On the first floor, there was a dynamic pop-up room where visitors could discover and experiment with the Haru range of products.

Haru is a colorful range of tapes that can be stuck on and peeled off, that, according to the company, won’t damage walls. They say it is also fitting for those who fancy getting crafty and changing up the look of spaces regularly.

The tape, which comes in a range of colours and sizes, can be used to create designs on walls or other items.

Material of the year

For its second Material of the Year showcase, London Design Fair selected the infamous but omnipresent plastic.

The exhibition featured the work of four designers with a particular vision of this material.

We loved Charlotte Kidger's brightly coloured pots and vases, constructed from pigmented polyurethane foam dust that gives plastic a new lease on life.


Our last highlight goes to Oedipus by Boris de Beijer that remind us of futuristic occult artifacts and relics.

Boris’ work is about alienating the ordinary and the common. By making adjustments on recognizable forms and objects, new forms are brought into existence, which can be categorized or placed in any known realm with certainty.

Form vs function, concept vs practicality.
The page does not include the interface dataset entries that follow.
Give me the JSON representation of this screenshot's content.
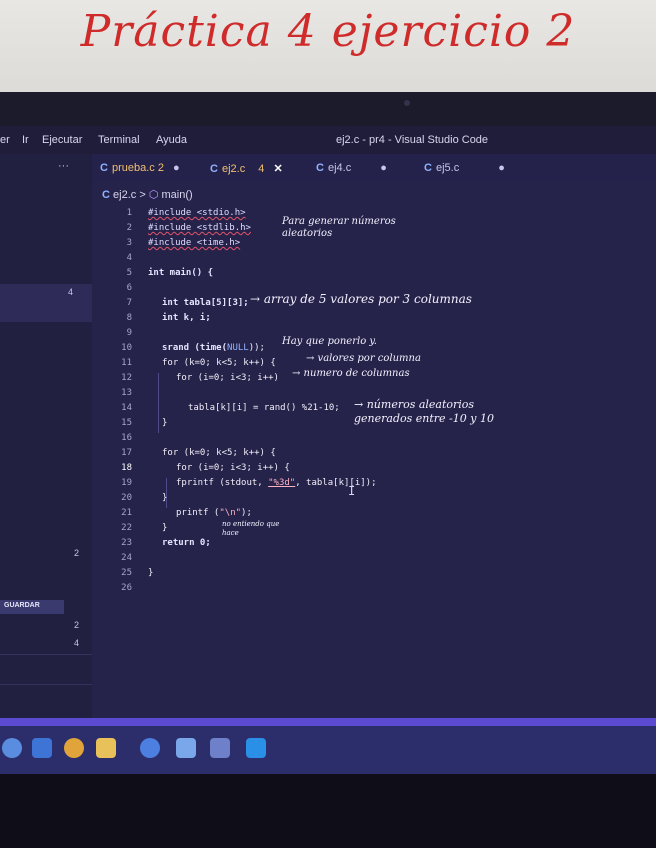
{
  "paper": {
    "title": "Práctica 4 ejercicio 2"
  },
  "menubar": {
    "items": [
      "er",
      "Ir",
      "Ejecutar",
      "Terminal",
      "Ayuda"
    ],
    "window_title": "ej2.c - pr4 - Visual Studio Code"
  },
  "sidebar": {
    "more": "···",
    "badges": [
      "4",
      "2",
      "2",
      "4"
    ],
    "save_label": "GUARDAR"
  },
  "tabs": [
    {
      "icon": "C",
      "name": "prueba.c",
      "badge": "2",
      "marker": "●"
    },
    {
      "icon": "C",
      "name": "ej2.c",
      "badge": "4",
      "marker": "✕"
    },
    {
      "icon": "C",
      "name": "ej4.c",
      "badge": "",
      "marker": "●"
    },
    {
      "icon": "C",
      "name": "ej5.c",
      "badge": "",
      "marker": "●"
    }
  ],
  "breadcrumb": {
    "file": "ej2.c",
    "separator": ">",
    "symbol": "main()"
  },
  "editor": {
    "line_numbers": [
      "1",
      "2",
      "3",
      "4",
      "5",
      "6",
      "7",
      "8",
      "9",
      "10",
      "11",
      "12",
      "13",
      "14",
      "15",
      "16",
      "17",
      "18",
      "19",
      "20",
      "21",
      "22",
      "23",
      "24",
      "25",
      "26"
    ],
    "current_line": "18",
    "lines": {
      "l1": "#include <stdio.h>",
      "l2": "#include <stdlib.h>",
      "l3": "#include <time.h>",
      "l5": "int main() {",
      "l7": "int tabla[5][3];",
      "l8": "int k, i;",
      "l10a": "srand (time(",
      "l10b": "NULL",
      "l10c": "));",
      "l11": "for (k=0; k<5; k++) {",
      "l12": "for (i=0; i<3; i++)",
      "l14": "tabla[k][i] = rand() %21-10;",
      "l15": "}",
      "l17": "for (k=0; k<5; k++) {",
      "l18": "for (i=0; i<3; i++) {",
      "l19a": "fprintf (stdout, ",
      "l19b": "\"%3d\"",
      "l19c": ", tabla[k][i]);",
      "l20": "}",
      "l21a": "printf (",
      "l21b": "\"\\n\"",
      "l21c": ");",
      "l22": "}",
      "l23": "return 0;",
      "l25": "}"
    }
  },
  "notes": {
    "includes": "Para generar números aleatorios",
    "array": "→ array de 5 valores por 3 columnas",
    "srand": "Hay que ponerlo y.",
    "for_k": "→ valores por columna",
    "for_i": "→ numero de columnas",
    "rand": "→ números aleatorios generados entre -10 y 10",
    "printf": "no entiendo que hace"
  },
  "colors": {
    "accent": "#5b4bd3",
    "editor_bg": "#26234a",
    "annotation_red": "#cf2b2b"
  }
}
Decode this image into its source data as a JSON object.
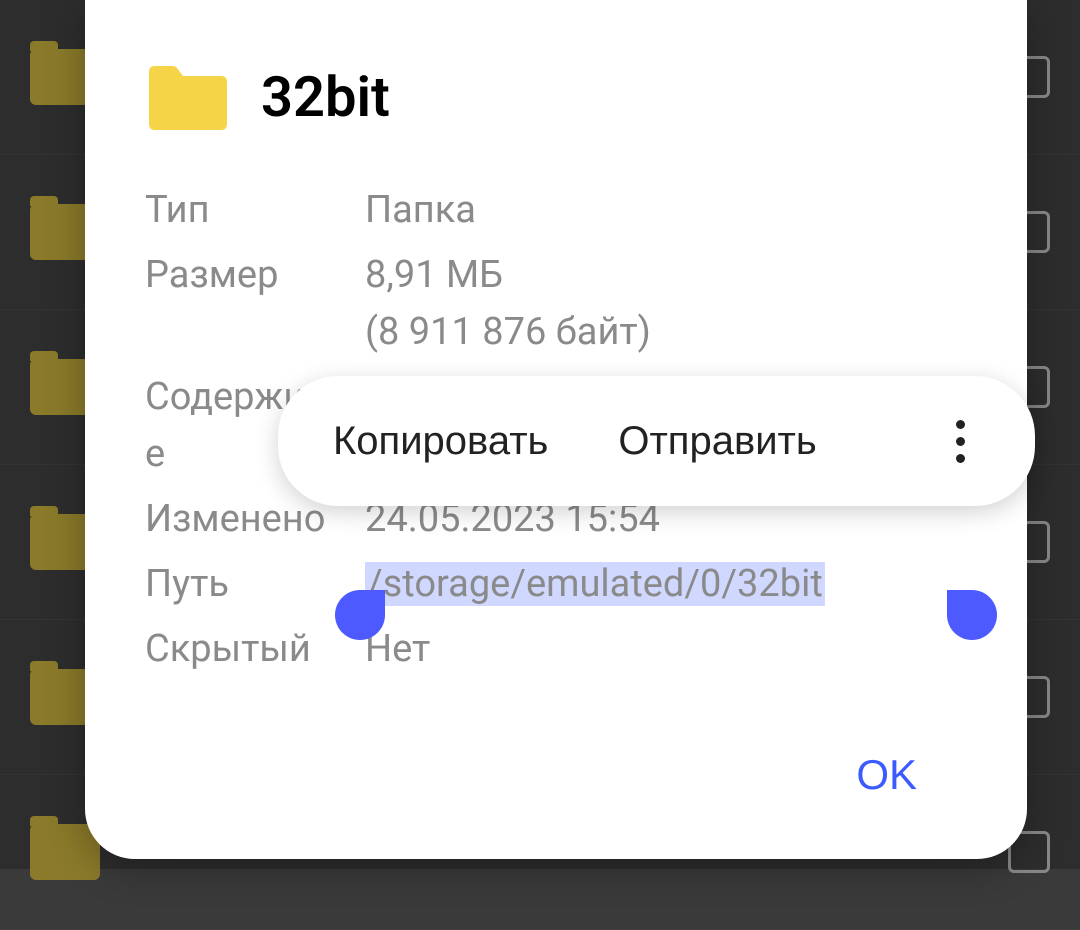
{
  "header": {
    "title": "32bit"
  },
  "labels": {
    "type": "Тип",
    "size": "Размер",
    "contents": "Содержимое",
    "modified": "Изменено",
    "path": "Путь",
    "hidden": "Скрытый"
  },
  "values": {
    "type": "Папка",
    "size": "8,91 МБ",
    "size_bytes": "(8 911 876 байт)",
    "modified": "24.05.2023 15:54",
    "path": "/storage/emulated/0/32bit",
    "hidden": "Нет"
  },
  "context_menu": {
    "copy": "Копировать",
    "send": "Отправить"
  },
  "buttons": {
    "ok": "OK"
  },
  "colors": {
    "folder": "#f5d547",
    "accent": "#3b5bff",
    "selection": "#d0d8ff"
  }
}
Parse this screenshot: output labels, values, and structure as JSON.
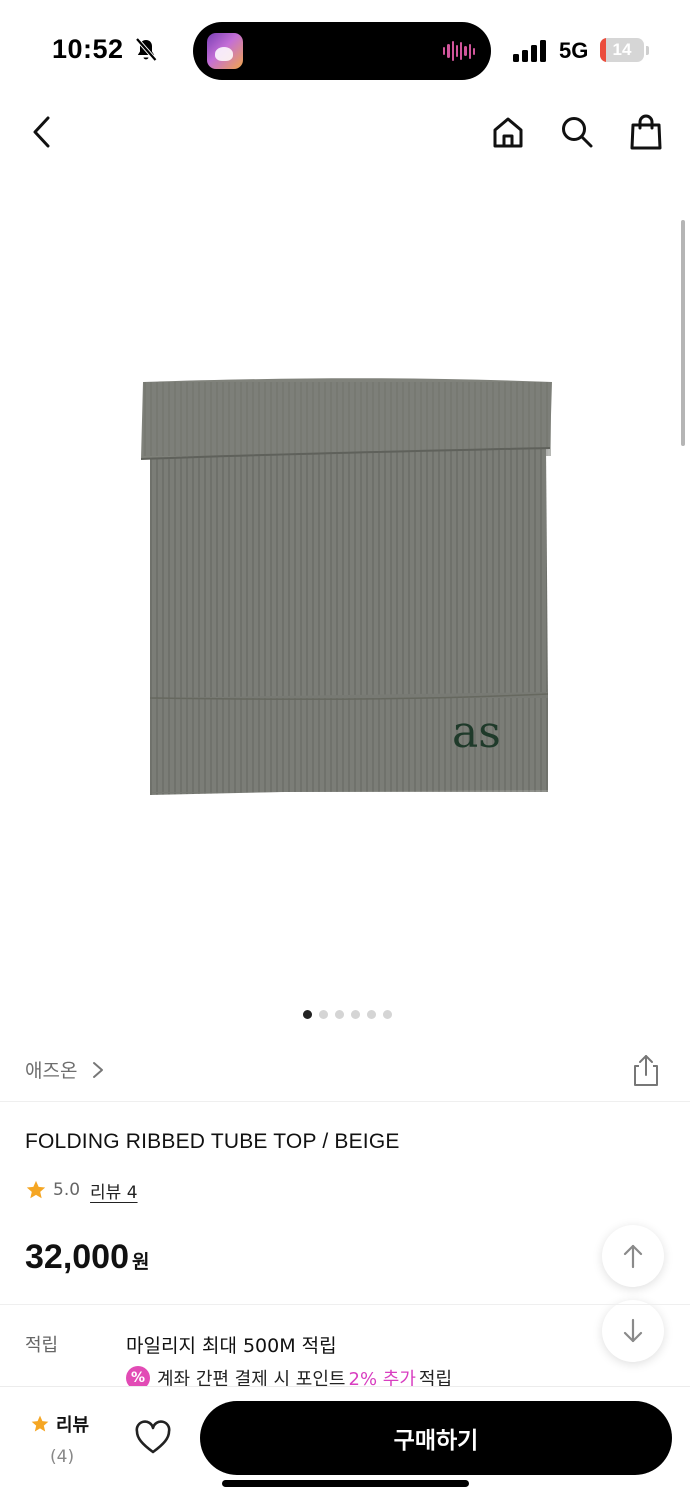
{
  "status_bar": {
    "time": "10:52",
    "network": "5G",
    "battery_level": "14",
    "battery_fraction": 0.14,
    "silent_mode_icon": "bell-slash-icon"
  },
  "nav": {
    "back_icon": "chevron-left-icon",
    "home_icon": "home-icon",
    "search_icon": "search-icon",
    "cart_icon": "shopping-bag-icon"
  },
  "gallery": {
    "image_count": 6,
    "active_index": 0,
    "logo_text": "as"
  },
  "brand": {
    "name": "애즈온"
  },
  "product": {
    "title": "FOLDING RIBBED TUBE TOP / BEIGE",
    "rating": "5.0",
    "review_link": "리뷰 4",
    "price": "32,000",
    "price_unit": "원"
  },
  "points": {
    "label": "적립",
    "main": "마일리지 최대 500M 적립",
    "promo_prefix": "계좌 간편 결제 시 포인트",
    "promo_highlight": "2% 추가",
    "promo_suffix": "적립",
    "promo_icon_text": "%"
  },
  "bottom_bar": {
    "review_label": "리뷰",
    "review_count": "(4)",
    "buy_label": "구매하기"
  },
  "colors": {
    "accent_pink": "#d83ec0",
    "star": "#f5a623",
    "buy_button": "#000000",
    "battery_low": "#eb4d3d"
  }
}
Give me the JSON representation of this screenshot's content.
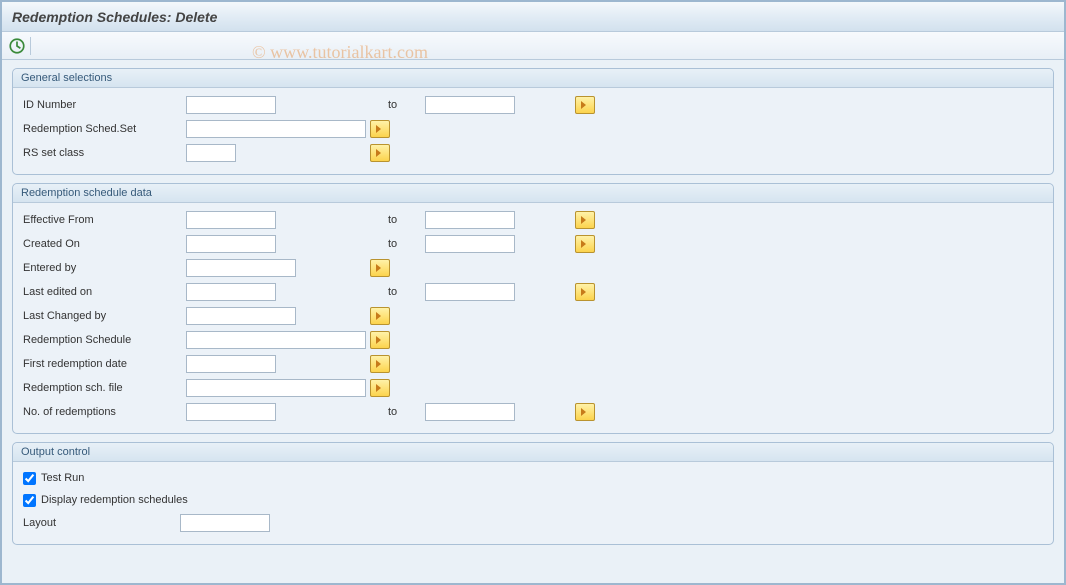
{
  "title": "Redemption Schedules: Delete",
  "watermark": "© www.tutorialkart.com",
  "labels": {
    "to": "to"
  },
  "group1": {
    "title": "General selections",
    "idNumber": {
      "label": "ID Number",
      "from": "",
      "to": ""
    },
    "redSchedSet": {
      "label": "Redemption Sched.Set",
      "value": ""
    },
    "rsSetClass": {
      "label": "RS set class",
      "value": ""
    }
  },
  "group2": {
    "title": "Redemption schedule data",
    "effectiveFrom": {
      "label": "Effective From",
      "from": "",
      "to": ""
    },
    "createdOn": {
      "label": "Created On",
      "from": "",
      "to": ""
    },
    "enteredBy": {
      "label": "Entered by",
      "value": ""
    },
    "lastEditedOn": {
      "label": "Last edited on",
      "from": "",
      "to": ""
    },
    "lastChangedBy": {
      "label": "Last Changed by",
      "value": ""
    },
    "redemptionSchedule": {
      "label": "Redemption Schedule",
      "value": ""
    },
    "firstRedemptionDate": {
      "label": "First redemption date",
      "value": ""
    },
    "redemptionSchFile": {
      "label": "Redemption sch. file",
      "value": ""
    },
    "noOfRedemptions": {
      "label": "No. of redemptions",
      "from": "",
      "to": ""
    }
  },
  "group3": {
    "title": "Output control",
    "testRun": {
      "label": "Test Run",
      "checked": true
    },
    "displayRedemption": {
      "label": "Display redemption schedules",
      "checked": true
    },
    "layout": {
      "label": "Layout",
      "value": ""
    }
  }
}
London design Fair had a bit of everything. We will certainly come back next year.